“Solidarity” tourism aims for privileged encounters with the inhabitants of the countries visited, fair sharing of the economic benefits of tourism, respect for local cultures.
They are distinguished in the world of tourism by their institutions:
For tourism and disability: the French Tourisme et Handicap brand, the international Destination pour tous brand, the European network of accessible tourism (ENAT), the development of appropriate techniques (accessible websites, dedicated layout of holiday resorts, for example for move around in a wheelchair…).
For social tourism: holiday vouchers, holiday camps and nature classes, holiday villages at reduced prices, holiday support for works councils, the family allowance fund or self-help associations, etc.
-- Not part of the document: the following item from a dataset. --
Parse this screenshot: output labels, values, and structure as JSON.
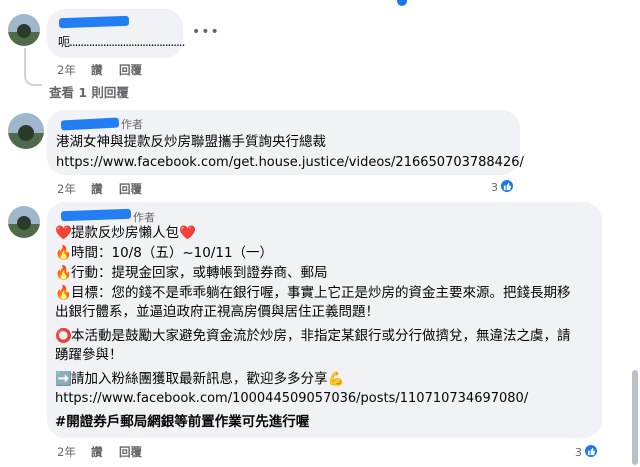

For solidarity tourism: specialized tour operators who can be labeled “Acting for responsible tourism” or “Fair and solidarity tourism guarantee”, associations involved in developing countries, etc.
We can consider that all of them are found in the concept of “responsible tourism” in the sense that the traveller, the tourism professional and the destination visited all have a responsibility towards society because of the positive and negative impacts that induces tourism. They bring together all committed tourism practices, whether green, solidarity, ethical, social, etc.
Sustainable tourism, tourism and disability, social tourism, solidarity tourism… Not everyone puts quite the same meaning behind all these words. But the important thing is the result, right?
Embracing sustainable practices not only benefits the destinations we visit but also enriches our travel experiences and leaves a positive legacy for future generations. Let us join hands and take the journey towards sustainability, making a difference one trip at a time.
Sources: The World Tourism Organization (UNWTO),